Seven years ago on 22 July, more than 500 teenagers at a left-wing political summer camp on a small island outside Oslo, Norway, were targeted by armed right-wing extremist Anders Breivik; an attack that ultimately left 69 people, most of them children, dead.
A moving, though harrowing real-time recreation of this horrific event from the victims’ perspectives, Norwegian director Erik Poppe’s Utøya-July 22 premiered at the 2018 Berlin Film Festival to excellent reviews and drew praise from survivors as a painful but necessary examination of the dangers of far-right extremism and domestic terrorism within Europe.

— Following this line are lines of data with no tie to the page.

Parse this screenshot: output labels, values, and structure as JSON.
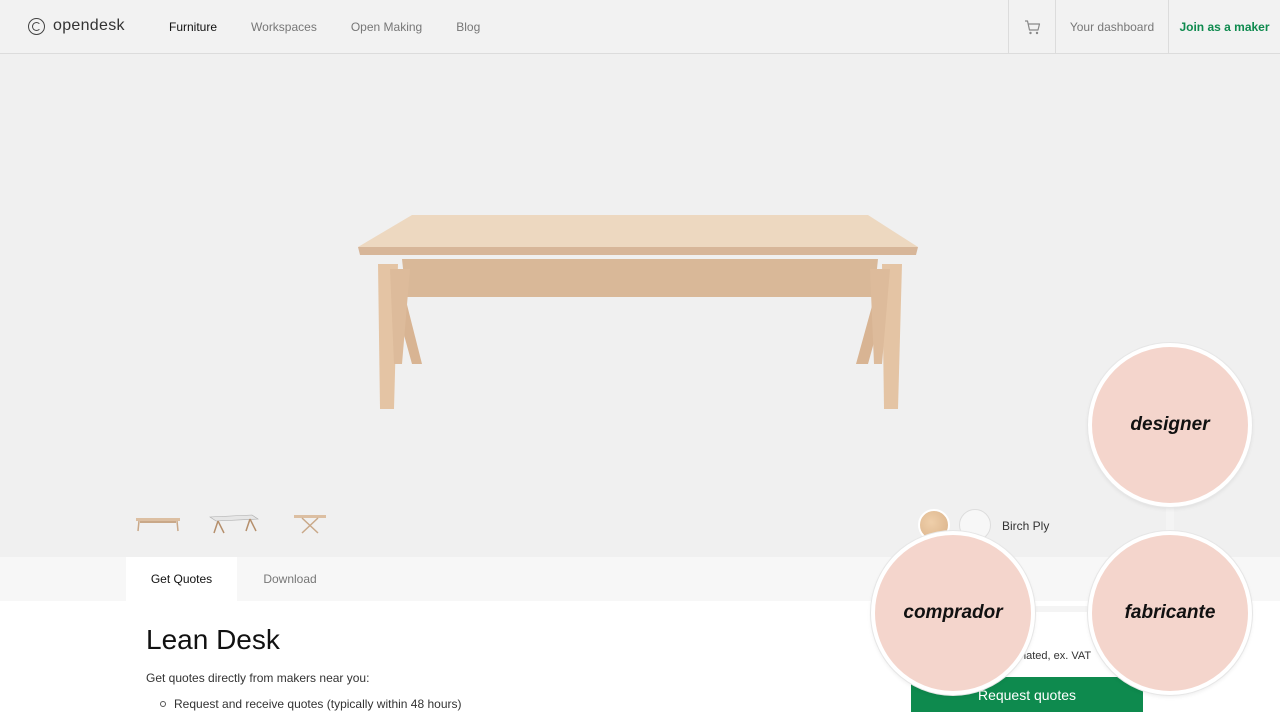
{
  "header": {
    "logo_text": "opendesk",
    "nav": [
      "Furniture",
      "Workspaces",
      "Open Making",
      "Blog"
    ],
    "dashboard_label": "Your dashboard",
    "join_label": "Join as a maker",
    "cart_icon": "cart-icon",
    "accent_color": "#0e8a4e"
  },
  "product": {
    "material_label": "Birch Ply",
    "swatches": [
      "wood",
      "white"
    ],
    "thumbnails": 3
  },
  "tabs": [
    "Get Quotes",
    "Download"
  ],
  "content": {
    "title": "Lean Desk",
    "intro": "Get quotes directly from makers near you:",
    "bullet": "Request and receive quotes (typically within 48 hours)",
    "price_note": "nated, ex. VAT",
    "cta": "Request quotes"
  },
  "roles": [
    "designer",
    "comprador",
    "fabricante"
  ]
}
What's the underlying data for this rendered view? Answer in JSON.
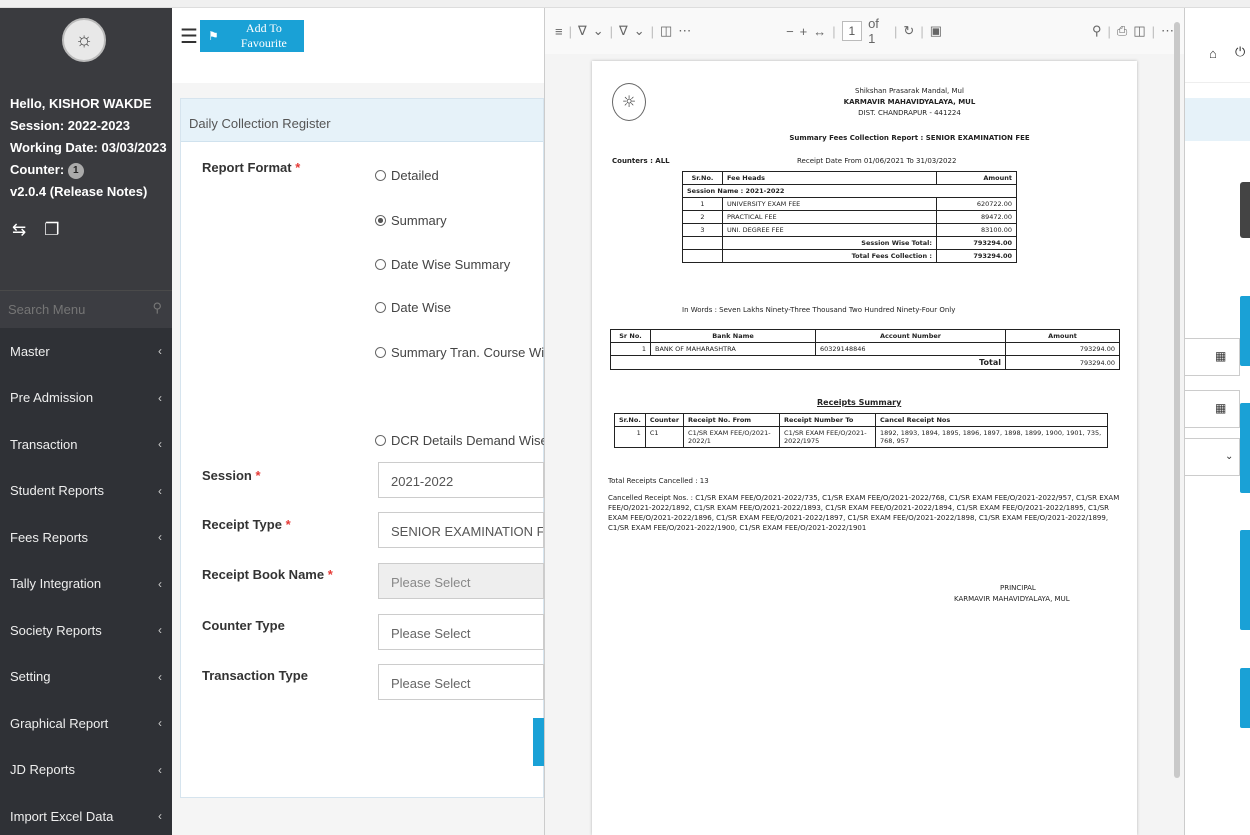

The film centres around 18-year-old Kaja (Andrea Berntzen) and starts as she and her friends, shocked by news of the initial bombing in Oslo, reassure their relatives that they are far away from the incident. But their sense of safety is shattered when shots are heard. As the threat grows closer, the camera follows Kaja as minute by minute, she tries desperately to survive.
Filmed on the island of Utøya in a single take, the film’s commitment to veracity includes even the precise number of shots the killer fired during those fatal 72 minutes. Director Poppe worked closely with several survivors as advisors, resulting in both an earnest and heartfelt tribute to the courage of the young victims and a compelling depiction of the horror and surreality of sudden, inexplicable violence.

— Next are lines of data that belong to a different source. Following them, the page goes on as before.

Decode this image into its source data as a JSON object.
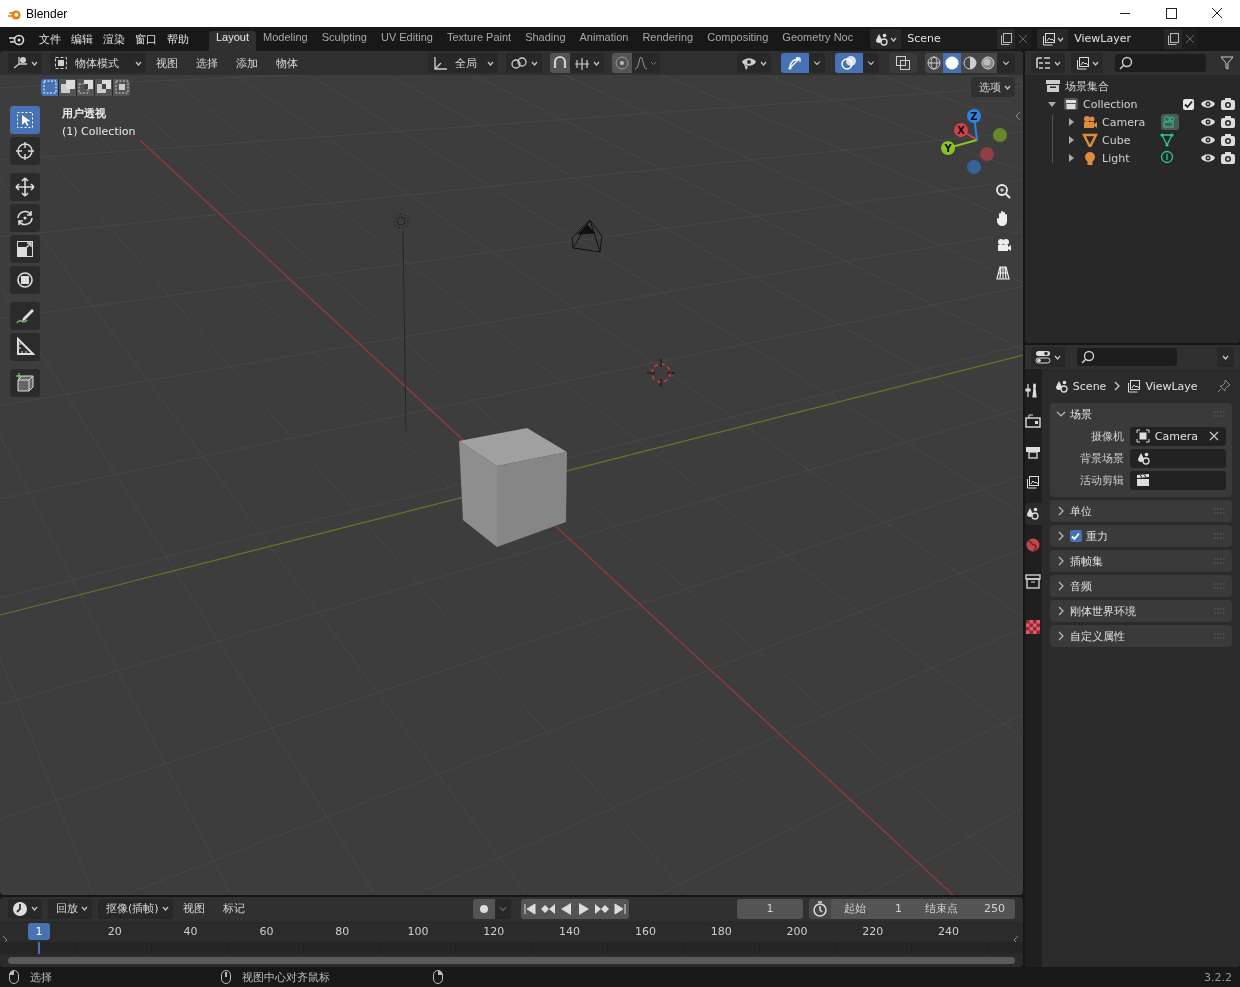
{
  "window": {
    "title": "Blender"
  },
  "topbar": {
    "menus": [
      "文件",
      "编辑",
      "渲染",
      "窗口",
      "帮助"
    ],
    "workspaces": [
      {
        "label": "Layout",
        "selected": true
      },
      {
        "label": "Modeling",
        "selected": false
      },
      {
        "label": "Sculpting",
        "selected": false
      },
      {
        "label": "UV Editing",
        "selected": false
      },
      {
        "label": "Texture Paint",
        "selected": false
      },
      {
        "label": "Shading",
        "selected": false
      },
      {
        "label": "Animation",
        "selected": false
      },
      {
        "label": "Rendering",
        "selected": false
      },
      {
        "label": "Compositing",
        "selected": false
      },
      {
        "label": "Geometry Noc",
        "selected": false
      }
    ],
    "scene": "Scene",
    "view_layer": "ViewLayer"
  },
  "viewport": {
    "mode": "物体模式",
    "menus": [
      "视图",
      "选择",
      "添加",
      "物体"
    ],
    "orientation": "全局",
    "toggles": [
      {
        "kind": "gizmo",
        "on": true
      },
      {
        "kind": "overlay",
        "on": true
      },
      {
        "kind": "xray",
        "on": false
      }
    ],
    "shading": [
      {
        "kind": "wireframe",
        "selected": false
      },
      {
        "kind": "solid",
        "selected": true
      },
      {
        "kind": "material",
        "selected": false
      },
      {
        "kind": "rendered",
        "selected": false
      }
    ],
    "select_modes": [
      {
        "selected": true
      },
      {
        "selected": false
      },
      {
        "selected": false
      },
      {
        "selected": false
      },
      {
        "selected": false
      }
    ],
    "options": "选项",
    "view_name": "用户透视",
    "collection_label": "(1) Collection",
    "tool_groups": [
      [
        {
          "kind": "select",
          "selected": true
        },
        {
          "kind": "cursor",
          "selected": false
        }
      ],
      [
        {
          "kind": "move",
          "selected": false
        },
        {
          "kind": "rotate",
          "selected": false
        },
        {
          "kind": "scale",
          "selected": false
        },
        {
          "kind": "transform",
          "selected": false
        }
      ],
      [
        {
          "kind": "annotate",
          "selected": false
        },
        {
          "kind": "measure",
          "selected": false
        }
      ],
      [
        {
          "kind": "add_cube",
          "selected": false
        }
      ]
    ],
    "gizmo_axes": [
      "X",
      "Y",
      "Z"
    ]
  },
  "outliner": {
    "root": "场景集合",
    "items": [
      {
        "name": "Collection",
        "kind": "collection",
        "expanded": true,
        "checked": true,
        "children": [
          {
            "name": "Camera",
            "kind": "camera",
            "expanded": false
          },
          {
            "name": "Cube",
            "kind": "mesh",
            "expanded": false
          },
          {
            "name": "Light",
            "kind": "light",
            "expanded": false
          }
        ]
      }
    ]
  },
  "properties": {
    "tabs": [
      {
        "kind": "tool",
        "selected": false
      },
      {
        "kind": "render",
        "selected": false
      },
      {
        "kind": "output",
        "selected": false
      },
      {
        "kind": "view_layer",
        "selected": false
      },
      {
        "kind": "scene",
        "selected": true
      },
      {
        "kind": "world",
        "selected": false
      },
      {
        "kind": "collection",
        "selected": false
      },
      {
        "kind": "texture",
        "selected": false
      }
    ],
    "breadcrumb": [
      "Scene",
      "ViewLaye"
    ],
    "panels": [
      {
        "title": "场景",
        "expanded": true,
        "fields": [
          {
            "label": "摄像机",
            "kind": "object",
            "value": "Camera"
          },
          {
            "label": "背景场景",
            "kind": "scene"
          },
          {
            "label": "活动剪辑",
            "kind": "clip"
          }
        ]
      },
      {
        "title": "单位",
        "expanded": false
      },
      {
        "title": "重力",
        "expanded": false,
        "checked": true
      },
      {
        "title": "插帧集",
        "expanded": false
      },
      {
        "title": "音频",
        "expanded": false
      },
      {
        "title": "刚体世界环境",
        "expanded": false
      },
      {
        "title": "自定义属性",
        "expanded": false
      }
    ]
  },
  "timeline": {
    "menus": [
      {
        "label": "回放",
        "kind": "dropdown"
      },
      {
        "label": "抠像(插帧)",
        "kind": "dropdown"
      },
      {
        "label": "视图",
        "kind": "menu"
      },
      {
        "label": "标记",
        "kind": "menu"
      }
    ],
    "current_frame": "1",
    "start": {
      "label": "起始",
      "value": "1"
    },
    "end": {
      "label": "结束点",
      "value": "250"
    },
    "playhead": "1",
    "ticks": [
      "20",
      "40",
      "60",
      "80",
      "100",
      "120",
      "140",
      "160",
      "180",
      "200",
      "220",
      "240"
    ]
  },
  "status_bar": {
    "hints": [
      {
        "kind": "left",
        "label": "选择"
      },
      {
        "kind": "middle",
        "label": "视图中心对齐鼠标"
      },
      {
        "kind": "right"
      }
    ],
    "version": "3.2.2"
  }
}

Please be aware: this film contains vivid depictions of real-life violence to children, and viewers may find it upsetting.